If your trainable function starts more remote workers, you will need to pass so-called placement group factory objects to request these resources. See the PlacementGroupFactory documentation for further information. This also applies if you are using other libraries making use of Ray, such as Modin. Failure to set resources correctly may result in a deadlock, “hanging” the cluster.


The resources specified this way will only be allocated for scheduling Tune trials. These resources will not be enforced on your objective function (Tune trainable) automatically. You will have to make sure your trainable has enough resources to run (e.g. by setting n_jobs for a scikit-learn model accordingly).

How to leverage GPUs?

To leverage GPUs, you must set gpu in tune.run(resources_per_trial). This will automatically set CUDA_VISIBLE_DEVICES for each trial.

# If you have 8 GPUs, this will run 8 trials at once.
tune.run(trainable, num_samples=10, resources_per_trial={"gpu": 1})

# If you have 4 CPUs on your machine and 1 GPU, this will run 1 trial at a time.
tune.run(trainable, num_samples=10, resources_per_trial={"cpu": 2, "gpu": 1})

You can find an example of this in the Keras MNIST example.


If ‘gpu’ is not set, CUDA_VISIBLE_DEVICES environment variable will be set as empty, disallowing GPU access.

Troubleshooting: Occasionally, you may run into GPU memory issues when running a new trial. This may be due to the previous trial not cleaning up its GPU state fast enough. To avoid this, you can use tune.utils.wait_for_gpu - see docstring.

How to run distributed tuning on a cluster?

To attach to an existing Ray cluster, simply run ray.init before tune.run. See Starting Ray via the CLI (ray start) for more information about ray.init:
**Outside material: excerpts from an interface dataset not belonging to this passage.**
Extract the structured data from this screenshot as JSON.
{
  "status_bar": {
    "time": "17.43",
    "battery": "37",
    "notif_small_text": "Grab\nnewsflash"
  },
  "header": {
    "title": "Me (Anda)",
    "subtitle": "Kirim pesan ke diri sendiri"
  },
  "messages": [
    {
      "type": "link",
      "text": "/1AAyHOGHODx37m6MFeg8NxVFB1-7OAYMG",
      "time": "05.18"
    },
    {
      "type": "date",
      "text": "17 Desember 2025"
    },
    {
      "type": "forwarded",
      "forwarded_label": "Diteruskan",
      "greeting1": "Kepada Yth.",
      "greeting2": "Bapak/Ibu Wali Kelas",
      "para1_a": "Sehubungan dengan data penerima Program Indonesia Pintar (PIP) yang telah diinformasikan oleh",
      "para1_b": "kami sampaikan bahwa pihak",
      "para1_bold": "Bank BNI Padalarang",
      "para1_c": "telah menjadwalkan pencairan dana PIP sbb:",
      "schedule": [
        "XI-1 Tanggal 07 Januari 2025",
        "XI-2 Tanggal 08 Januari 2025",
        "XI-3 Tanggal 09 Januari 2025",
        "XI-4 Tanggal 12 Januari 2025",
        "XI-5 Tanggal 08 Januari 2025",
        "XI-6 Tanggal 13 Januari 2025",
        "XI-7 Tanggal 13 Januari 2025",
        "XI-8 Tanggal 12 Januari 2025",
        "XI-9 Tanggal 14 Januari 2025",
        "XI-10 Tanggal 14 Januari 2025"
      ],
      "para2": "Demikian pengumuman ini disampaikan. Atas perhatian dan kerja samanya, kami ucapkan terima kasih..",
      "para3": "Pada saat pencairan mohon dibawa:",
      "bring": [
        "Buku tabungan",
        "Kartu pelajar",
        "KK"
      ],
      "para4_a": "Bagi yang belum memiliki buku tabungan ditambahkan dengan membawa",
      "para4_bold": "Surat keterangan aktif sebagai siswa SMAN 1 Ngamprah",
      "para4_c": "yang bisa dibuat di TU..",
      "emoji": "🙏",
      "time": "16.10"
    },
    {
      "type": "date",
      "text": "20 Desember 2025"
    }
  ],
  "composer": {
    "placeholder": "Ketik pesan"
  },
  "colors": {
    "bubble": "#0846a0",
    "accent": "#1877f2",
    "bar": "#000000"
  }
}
# Connect to an existing distributed Ray cluster
tune.run(trainable, num_samples=100, resources_per_trial=tune.PlacementGroupFactory([{"CPU": 2, "GPU": 1}]))

Read more in the Tune distributed experiments guide.

How to run distributed training with Tune?

To tune distributed training jobs, Tune provides a set of DistributedTrainableCreator for different training frameworks. Below is an example for tuning distributed TensorFlow jobs:

# Please refer to full example in tf_distributed_keras_example.py
from ray.tune.integration.tensorflow import DistributedTrainableCreator
tf_trainable = DistributedTrainableCreator(

Read more about tuning distributed PyTorch, TensorFlow and Horovod jobs.

How to limit concurrency?

If using a search algorithm, you may want to limit the number of trials that are being evaluated. For example, you may want to serialize the evaluation of trials to do sequential optimization.

In this case, ray.tune.suggest.ConcurrencyLimiter to limit the amount of concurrency:

algo = BayesOptSearch(utility_kwargs={
    "kind": "ucb",
    "kappa": 2.5,
    "xi": 0.0
algo = ConcurrencyLimiter(algo, max_concurrent=4)
scheduler = AsyncHyperBandScheduler()


It is also possible to directly use tune.run(max_concurrent_trials=4, ...), which automatically wraps the underlying search algorithm in a ConcurrencyLimiter for you.

To understand concurrency limiting in depth, please see ConcurrencyLimiter (tune.suggest.ConcurrencyLimiter) for more details.